What you need to do:
What you return must be the lines of the data that hold the word "more".

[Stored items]
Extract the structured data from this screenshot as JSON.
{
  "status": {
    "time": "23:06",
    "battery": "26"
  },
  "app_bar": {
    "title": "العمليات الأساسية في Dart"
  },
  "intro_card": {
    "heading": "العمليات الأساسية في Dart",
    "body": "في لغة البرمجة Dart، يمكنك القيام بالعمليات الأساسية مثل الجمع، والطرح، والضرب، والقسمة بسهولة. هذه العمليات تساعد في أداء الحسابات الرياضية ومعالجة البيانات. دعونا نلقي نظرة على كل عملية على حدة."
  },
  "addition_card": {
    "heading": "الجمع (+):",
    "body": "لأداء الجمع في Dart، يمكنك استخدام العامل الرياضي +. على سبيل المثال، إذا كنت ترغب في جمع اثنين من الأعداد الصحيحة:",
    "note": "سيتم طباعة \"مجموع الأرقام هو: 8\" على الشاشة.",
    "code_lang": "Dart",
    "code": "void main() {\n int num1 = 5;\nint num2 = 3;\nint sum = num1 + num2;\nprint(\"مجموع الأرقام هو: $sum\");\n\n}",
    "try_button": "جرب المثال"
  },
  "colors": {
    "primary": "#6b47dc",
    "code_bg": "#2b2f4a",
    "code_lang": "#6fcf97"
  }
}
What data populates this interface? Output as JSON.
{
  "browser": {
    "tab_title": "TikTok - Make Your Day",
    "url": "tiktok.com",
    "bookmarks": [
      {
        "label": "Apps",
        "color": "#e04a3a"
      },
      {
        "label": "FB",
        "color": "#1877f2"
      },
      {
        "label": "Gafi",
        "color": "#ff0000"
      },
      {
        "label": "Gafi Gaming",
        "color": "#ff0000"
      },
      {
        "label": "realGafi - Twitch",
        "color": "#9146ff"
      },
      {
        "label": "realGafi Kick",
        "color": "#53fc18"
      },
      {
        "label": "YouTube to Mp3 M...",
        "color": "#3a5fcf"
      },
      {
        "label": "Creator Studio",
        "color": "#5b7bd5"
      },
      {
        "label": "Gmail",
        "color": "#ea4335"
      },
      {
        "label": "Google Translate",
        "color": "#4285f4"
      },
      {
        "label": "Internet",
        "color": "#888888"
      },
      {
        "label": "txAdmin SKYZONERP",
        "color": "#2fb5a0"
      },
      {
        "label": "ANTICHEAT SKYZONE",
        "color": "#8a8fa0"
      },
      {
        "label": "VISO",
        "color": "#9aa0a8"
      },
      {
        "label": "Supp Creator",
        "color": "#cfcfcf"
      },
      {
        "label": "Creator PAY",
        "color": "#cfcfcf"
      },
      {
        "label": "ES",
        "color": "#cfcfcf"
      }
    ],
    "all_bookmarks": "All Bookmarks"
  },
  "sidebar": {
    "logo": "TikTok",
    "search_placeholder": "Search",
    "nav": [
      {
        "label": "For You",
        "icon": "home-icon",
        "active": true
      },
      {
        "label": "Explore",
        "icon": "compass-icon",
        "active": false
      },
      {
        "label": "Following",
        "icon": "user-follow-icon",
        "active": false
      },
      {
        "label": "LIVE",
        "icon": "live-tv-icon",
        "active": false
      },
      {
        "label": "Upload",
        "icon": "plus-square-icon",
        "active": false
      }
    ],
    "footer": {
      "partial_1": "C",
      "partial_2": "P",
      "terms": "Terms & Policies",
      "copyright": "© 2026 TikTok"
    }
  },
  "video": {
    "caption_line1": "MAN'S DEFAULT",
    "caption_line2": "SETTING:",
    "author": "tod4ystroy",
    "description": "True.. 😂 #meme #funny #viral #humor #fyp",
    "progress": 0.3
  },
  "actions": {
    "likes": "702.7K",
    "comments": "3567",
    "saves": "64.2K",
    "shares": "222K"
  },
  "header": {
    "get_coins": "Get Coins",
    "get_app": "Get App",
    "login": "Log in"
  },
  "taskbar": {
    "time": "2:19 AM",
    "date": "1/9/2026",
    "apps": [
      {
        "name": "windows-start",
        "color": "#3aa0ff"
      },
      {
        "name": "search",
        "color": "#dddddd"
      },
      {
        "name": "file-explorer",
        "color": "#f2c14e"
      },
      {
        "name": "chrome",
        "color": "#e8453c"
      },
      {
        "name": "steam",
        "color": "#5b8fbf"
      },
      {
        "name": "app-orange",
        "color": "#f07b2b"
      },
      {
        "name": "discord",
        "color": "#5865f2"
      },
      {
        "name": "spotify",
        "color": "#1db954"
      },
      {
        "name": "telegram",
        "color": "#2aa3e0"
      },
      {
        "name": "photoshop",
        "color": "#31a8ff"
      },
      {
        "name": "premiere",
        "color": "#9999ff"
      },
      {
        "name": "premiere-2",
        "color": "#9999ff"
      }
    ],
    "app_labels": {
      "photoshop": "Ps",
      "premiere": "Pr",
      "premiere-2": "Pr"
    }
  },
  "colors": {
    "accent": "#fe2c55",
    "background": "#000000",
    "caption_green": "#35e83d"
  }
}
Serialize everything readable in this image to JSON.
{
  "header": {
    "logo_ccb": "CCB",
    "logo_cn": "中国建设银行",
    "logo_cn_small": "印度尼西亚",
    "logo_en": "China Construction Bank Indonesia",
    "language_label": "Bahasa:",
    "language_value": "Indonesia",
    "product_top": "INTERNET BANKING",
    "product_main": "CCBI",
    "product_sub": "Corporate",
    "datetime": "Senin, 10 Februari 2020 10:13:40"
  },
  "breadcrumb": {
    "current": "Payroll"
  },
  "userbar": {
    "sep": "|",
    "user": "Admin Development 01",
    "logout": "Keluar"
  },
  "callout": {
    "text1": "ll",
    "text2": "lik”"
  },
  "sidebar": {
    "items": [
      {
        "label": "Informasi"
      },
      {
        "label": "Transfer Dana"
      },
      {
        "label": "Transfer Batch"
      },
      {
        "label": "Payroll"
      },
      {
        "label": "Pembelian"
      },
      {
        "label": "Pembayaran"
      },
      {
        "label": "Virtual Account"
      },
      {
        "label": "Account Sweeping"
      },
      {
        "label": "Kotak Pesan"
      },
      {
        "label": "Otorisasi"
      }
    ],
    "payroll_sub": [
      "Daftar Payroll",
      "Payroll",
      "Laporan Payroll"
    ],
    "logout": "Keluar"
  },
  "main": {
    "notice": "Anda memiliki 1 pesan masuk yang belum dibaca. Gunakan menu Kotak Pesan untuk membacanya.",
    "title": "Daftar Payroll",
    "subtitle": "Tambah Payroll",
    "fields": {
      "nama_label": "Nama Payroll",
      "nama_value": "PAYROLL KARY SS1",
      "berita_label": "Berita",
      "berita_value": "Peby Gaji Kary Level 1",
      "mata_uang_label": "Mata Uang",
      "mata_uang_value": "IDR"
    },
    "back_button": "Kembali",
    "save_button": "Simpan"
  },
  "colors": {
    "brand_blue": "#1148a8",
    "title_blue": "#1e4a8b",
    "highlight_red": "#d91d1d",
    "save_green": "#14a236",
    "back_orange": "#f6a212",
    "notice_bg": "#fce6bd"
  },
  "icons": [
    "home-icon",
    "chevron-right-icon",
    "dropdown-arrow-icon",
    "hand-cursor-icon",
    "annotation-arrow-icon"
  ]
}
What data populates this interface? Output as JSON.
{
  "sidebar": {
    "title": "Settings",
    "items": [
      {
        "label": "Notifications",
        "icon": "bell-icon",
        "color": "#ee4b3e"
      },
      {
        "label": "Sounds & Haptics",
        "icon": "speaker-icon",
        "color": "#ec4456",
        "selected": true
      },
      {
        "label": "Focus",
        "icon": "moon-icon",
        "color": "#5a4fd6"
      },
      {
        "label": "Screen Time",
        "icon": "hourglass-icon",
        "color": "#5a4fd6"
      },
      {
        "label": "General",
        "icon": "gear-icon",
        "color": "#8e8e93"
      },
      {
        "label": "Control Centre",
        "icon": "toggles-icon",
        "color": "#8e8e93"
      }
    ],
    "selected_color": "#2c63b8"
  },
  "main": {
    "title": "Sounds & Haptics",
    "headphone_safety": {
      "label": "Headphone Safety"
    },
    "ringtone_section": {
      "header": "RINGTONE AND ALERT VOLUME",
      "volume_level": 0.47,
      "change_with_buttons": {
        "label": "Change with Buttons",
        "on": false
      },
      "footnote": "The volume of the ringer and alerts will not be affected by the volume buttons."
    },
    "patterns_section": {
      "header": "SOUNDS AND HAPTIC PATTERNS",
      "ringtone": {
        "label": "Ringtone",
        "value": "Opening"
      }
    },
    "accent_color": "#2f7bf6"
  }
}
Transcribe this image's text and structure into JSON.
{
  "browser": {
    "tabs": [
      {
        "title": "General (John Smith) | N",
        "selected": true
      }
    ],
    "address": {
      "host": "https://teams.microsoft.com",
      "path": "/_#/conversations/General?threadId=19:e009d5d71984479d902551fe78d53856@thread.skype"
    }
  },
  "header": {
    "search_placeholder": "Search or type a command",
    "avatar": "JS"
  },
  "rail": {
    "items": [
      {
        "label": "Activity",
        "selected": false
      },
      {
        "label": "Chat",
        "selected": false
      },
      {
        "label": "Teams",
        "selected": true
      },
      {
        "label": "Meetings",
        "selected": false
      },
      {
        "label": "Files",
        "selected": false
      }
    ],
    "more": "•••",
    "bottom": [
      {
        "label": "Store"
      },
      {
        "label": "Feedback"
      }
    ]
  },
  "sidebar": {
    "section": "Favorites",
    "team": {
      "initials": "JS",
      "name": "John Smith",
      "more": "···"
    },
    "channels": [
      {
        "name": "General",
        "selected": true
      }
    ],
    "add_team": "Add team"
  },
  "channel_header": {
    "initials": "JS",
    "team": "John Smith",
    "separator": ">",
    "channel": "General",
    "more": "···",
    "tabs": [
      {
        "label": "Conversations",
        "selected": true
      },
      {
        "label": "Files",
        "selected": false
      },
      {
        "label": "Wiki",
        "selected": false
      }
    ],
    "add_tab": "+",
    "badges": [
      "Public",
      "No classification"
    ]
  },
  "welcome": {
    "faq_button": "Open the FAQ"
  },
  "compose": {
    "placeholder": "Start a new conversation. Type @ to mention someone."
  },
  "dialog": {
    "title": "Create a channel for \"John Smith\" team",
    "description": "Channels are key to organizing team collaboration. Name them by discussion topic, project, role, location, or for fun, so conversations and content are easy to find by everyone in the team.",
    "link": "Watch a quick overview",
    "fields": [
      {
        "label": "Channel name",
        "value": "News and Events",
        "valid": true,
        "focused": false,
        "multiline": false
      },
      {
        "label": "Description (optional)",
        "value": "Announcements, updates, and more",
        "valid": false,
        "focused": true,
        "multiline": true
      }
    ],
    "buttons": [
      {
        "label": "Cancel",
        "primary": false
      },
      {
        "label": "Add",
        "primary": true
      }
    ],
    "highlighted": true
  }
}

Solution to the problem:
    "more": "•••",
      "more": "···"
    "more": "···",
        "value": "Announcements, updates, and more",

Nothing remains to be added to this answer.